What’s most concerning about all of these cases is, despite the notoriety of the allegations, X, 6ix9ine, YoungBoy, and Kodak are extremely influential. Each of the four—all 21 or younger—have had projects land in the top 25 of Billboard’s Top 200. And that’s not by chance. They make music that, on face value, is of quality by either its explosive energy (6ix9ine), weighted stories of life in the streets (Kodak and YoungBoy), or unadulterated vulnerability (XXXtentacion). The average listener doesn’t want to think about the details of criminal charges when they’re playing their favorite artists, no matter how egregious. It’s also crucial to keep in mind that the majority of the people looking to these artists as inspiration are kids who are even younger than them. Their success, in the midst of their offenses, shows that there is nothing to be feared for abusive behavior. This is why artists like R. Kelly—who’s been accused or charged of things ranging from child pornography to holding women hostage—and Chris Brown—guilty of domestic violence—have been able to exist and thrive, without a united pushback from institutions and fans.

The way that music consumption works in 2018 admittedly makes protesting artists a bit trickier than it might have been in the age of physical releases. Rather than simply just not buying someone’s album from the record store, listeners are forced to dance around taste-defining algorithms, and everyday new music playlists throw the most trending songs into one place. YouTube and Soundcloud automatically play music that’s related to whatever you intentionally select. Even if you’re not listening to their music, you are bound to see them pop up in publication headlines, Twitter feeds, and the Instagram explore tab.
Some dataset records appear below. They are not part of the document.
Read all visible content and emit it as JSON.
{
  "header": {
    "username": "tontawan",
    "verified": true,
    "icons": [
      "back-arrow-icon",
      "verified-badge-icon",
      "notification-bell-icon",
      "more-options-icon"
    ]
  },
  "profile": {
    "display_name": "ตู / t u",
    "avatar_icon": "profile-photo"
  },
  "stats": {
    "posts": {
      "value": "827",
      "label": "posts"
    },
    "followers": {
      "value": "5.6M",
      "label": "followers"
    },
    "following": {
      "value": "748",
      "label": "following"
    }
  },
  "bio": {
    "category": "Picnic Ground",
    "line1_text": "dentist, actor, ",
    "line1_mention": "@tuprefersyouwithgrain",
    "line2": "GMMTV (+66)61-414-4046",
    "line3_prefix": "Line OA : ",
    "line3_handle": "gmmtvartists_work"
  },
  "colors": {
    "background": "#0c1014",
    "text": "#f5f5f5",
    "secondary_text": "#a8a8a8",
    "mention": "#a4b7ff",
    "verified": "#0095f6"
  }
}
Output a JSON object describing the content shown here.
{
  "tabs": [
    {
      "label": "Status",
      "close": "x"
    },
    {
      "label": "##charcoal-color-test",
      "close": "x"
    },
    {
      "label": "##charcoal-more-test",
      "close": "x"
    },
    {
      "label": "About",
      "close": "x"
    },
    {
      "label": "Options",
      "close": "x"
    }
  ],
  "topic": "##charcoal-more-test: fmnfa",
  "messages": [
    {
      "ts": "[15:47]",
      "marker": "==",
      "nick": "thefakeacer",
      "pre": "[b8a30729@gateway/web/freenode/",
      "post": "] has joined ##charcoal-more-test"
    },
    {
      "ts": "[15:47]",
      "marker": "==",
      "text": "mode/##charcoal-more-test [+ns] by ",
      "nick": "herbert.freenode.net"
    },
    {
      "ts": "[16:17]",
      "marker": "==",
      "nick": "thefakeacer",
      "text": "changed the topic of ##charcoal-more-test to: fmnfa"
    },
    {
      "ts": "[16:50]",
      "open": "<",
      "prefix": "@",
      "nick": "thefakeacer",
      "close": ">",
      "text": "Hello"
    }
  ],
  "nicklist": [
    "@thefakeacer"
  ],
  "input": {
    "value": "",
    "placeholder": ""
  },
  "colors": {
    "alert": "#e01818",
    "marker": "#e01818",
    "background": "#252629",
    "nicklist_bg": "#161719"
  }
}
This makes it increasingly difficult to ignore these artists, especially for the casual listener trying to stay in touch with new music.
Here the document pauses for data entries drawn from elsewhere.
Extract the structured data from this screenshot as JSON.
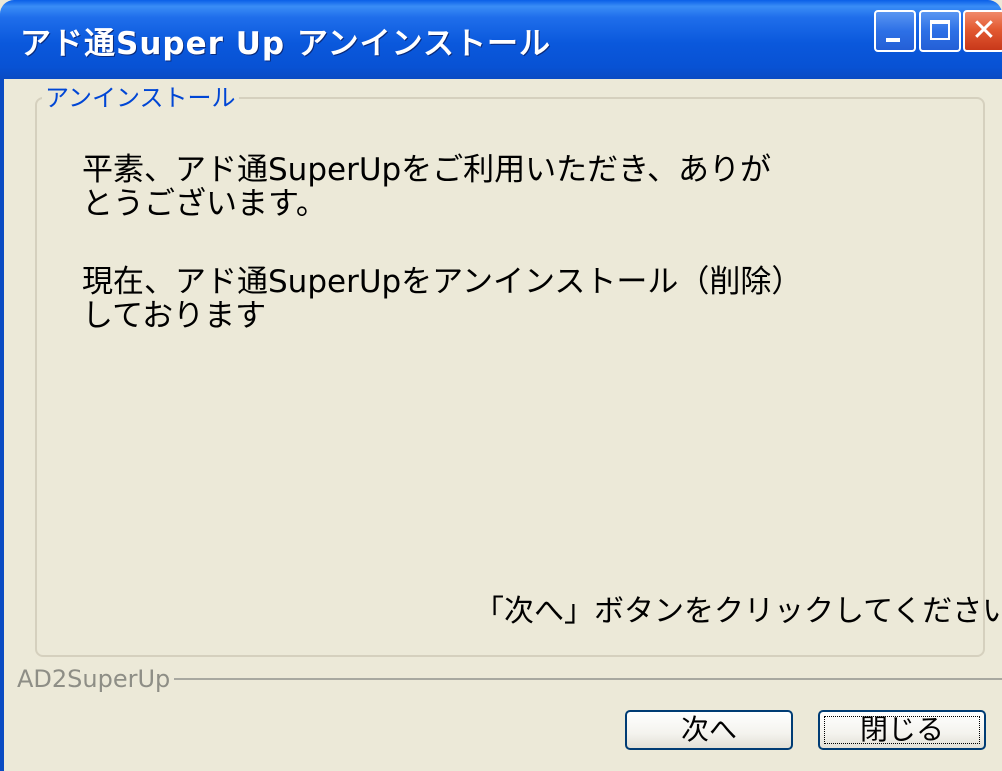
{
  "window": {
    "title": "アド通Super Up アンインストール",
    "controls": {
      "minimize_icon": "minimize-icon",
      "maximize_icon": "maximize-icon",
      "close_icon": "close-icon",
      "close_glyph": "✕"
    }
  },
  "group": {
    "legend": "アンインストール",
    "paragraph1": "平素、アド通SuperUpをご利用いただき、ありがとうございます。",
    "paragraph2": "現在、アド通SuperUpをアンインストール（削除）しております",
    "hint": "「次へ」ボタンをクリックしてください。"
  },
  "footer": {
    "label": "AD2SuperUp",
    "next_button": "次へ",
    "close_button": "閉じる"
  },
  "colors": {
    "titlebar": "#0A58DC",
    "background": "#ECE9D8",
    "legend_text": "#0046D5",
    "close_button": "#E35A32"
  }
}
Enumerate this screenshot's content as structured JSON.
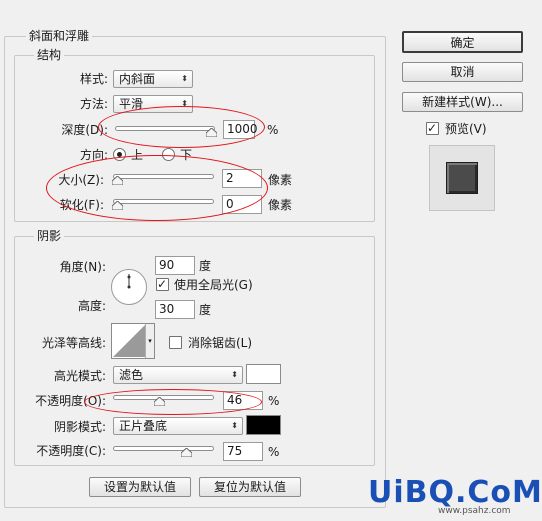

Moreover, X’s career is soaring. ? sold 131,000 equivalent album units during its first week. It’s the second largest streaming week for an album this year, only second to Migos 150,000 units sold for Culture II. The difference between the two acts is that Migos is perceived to be a part of rap’s leading mainstream class, while X represents the defiant underground, yet he is barely short of Migos’ numbers. And now, as he takes more charge of his narrative by staying relatively quiet and pushing messages of positivity, the public’s perception—or, willingness to share their true feelings—is starting to change. A simple search of X’s name on Twitter will bring up an assortment of tweets that lament loving XXXTentacion's music while feeling guilty for doing so.

I’m not without fault in this situation, either. Last week while headed to work, I screengrabbed myself listening to Kodak Black’s “Tunnel Vision” and uploaded it to my Instagram stories. A female friend called me out, and I realized she was right and deleted it. Like many, I allowed myself to be a lazy, careless listener to the music. It's easy to suspend all critical thinking when you're just listening to music, and most of the time that's fine. But in this case the stakes are a lot higher. The artists are known abusers, and we can't ignore that. Especially now.
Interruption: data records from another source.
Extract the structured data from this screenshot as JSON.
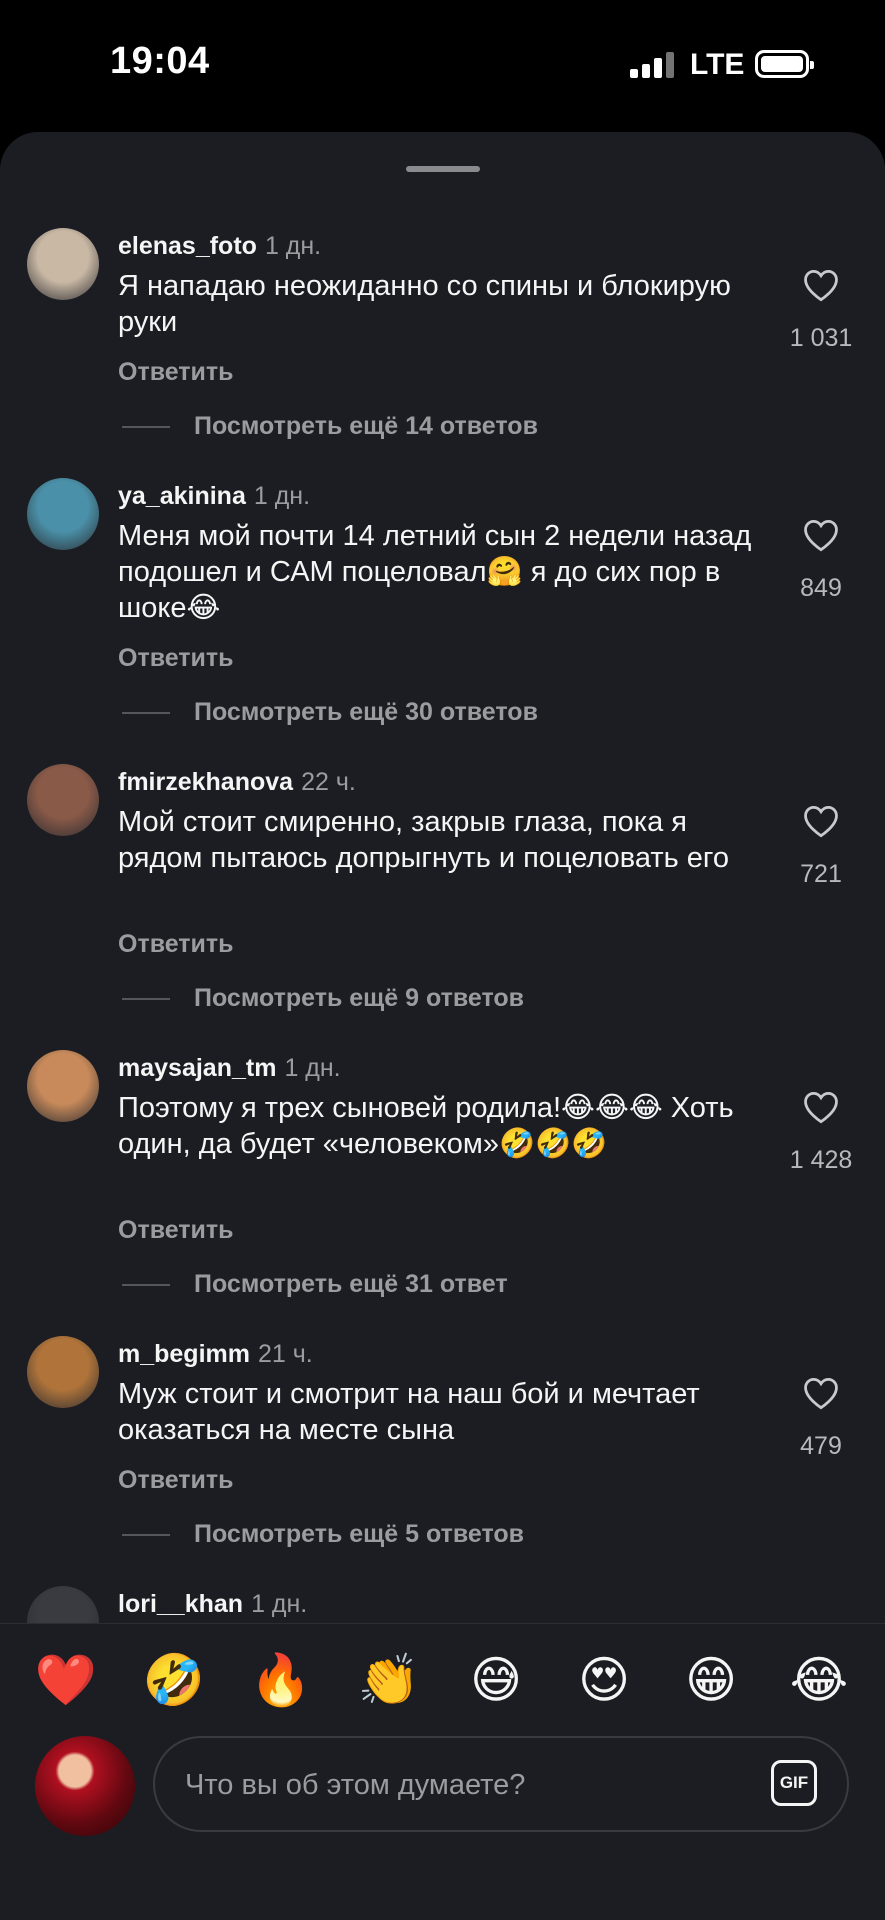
{
  "status": {
    "time": "19:04",
    "network": "LTE"
  },
  "comments": [
    {
      "username": "elenas_foto",
      "time": "1 дн.",
      "text": "Я нападаю неожиданно со спины и блокирую руки",
      "reply": "Ответить",
      "likes": "1 031",
      "more": "Посмотреть ещё 14 ответов",
      "avatar_color": "#c9b8a4"
    },
    {
      "username": "ya_akinina",
      "time": "1 дн.",
      "text": "Меня мой почти 14 летний сын 2 недели назад подошел и САМ поцеловал🤗 я до сих пор в шоке😂",
      "reply": "Ответить",
      "likes": "849",
      "more": "Посмотреть ещё 30 ответов",
      "avatar_color": "#4a90a8"
    },
    {
      "username": "fmirzekhanova",
      "time": "22 ч.",
      "text": "Мой стоит смиренно, закрыв глаза, пока я рядом пытаюсь допрыгнуть и поцеловать его",
      "reply": "Ответить",
      "likes": "721",
      "more": "Посмотреть ещё 9 ответов",
      "avatar_color": "#8a5a48"
    },
    {
      "username": "maysajan_tm",
      "time": "1 дн.",
      "text": "Поэтому я трех сыновей родила!😂😂😂 Хоть один, да будет «человеком»🤣🤣🤣",
      "reply": "Ответить",
      "likes": "1 428",
      "more": "Посмотреть ещё 31 ответ",
      "avatar_color": "#c88a5a"
    },
    {
      "username": "m_begimm",
      "time": "21 ч.",
      "text": "Муж стоит и смотрит на наш бой и мечтает оказаться на месте сына",
      "reply": "Ответить",
      "likes": "479",
      "more": "Посмотреть ещё 5 ответов",
      "avatar_color": "#b0743a"
    },
    {
      "username": "lori__khan",
      "time": "1 дн.",
      "text": "",
      "reply": "",
      "likes": "",
      "more": "",
      "avatar_color": "#3a3b40"
    }
  ],
  "reactions": [
    "❤️",
    "🤣",
    "🔥",
    "👏",
    "😅",
    "😍",
    "😁",
    "😂"
  ],
  "composer": {
    "placeholder": "Что вы об этом думаете?",
    "gif_label": "GIF"
  }
}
It’s hard to separate art from the artist when in the year 2018 we are aware of so many details about the personal lives of musicians we listen to, and the music seems to be an actual reflection of what they're like in real life. How can we unlink the two when the idea of transparency is what so many artists cash-in on to make their fan bases feel close to them? Making good music shouldn’t be enough to rewrite history or hand out sympathy to a person who went great lengths to make someone else’s life a living Hell. The only way to truly take this issue on is to stop listening altogether.

Follow Lawrence Burney on Twitter.

This article originally appeared on Noisey US.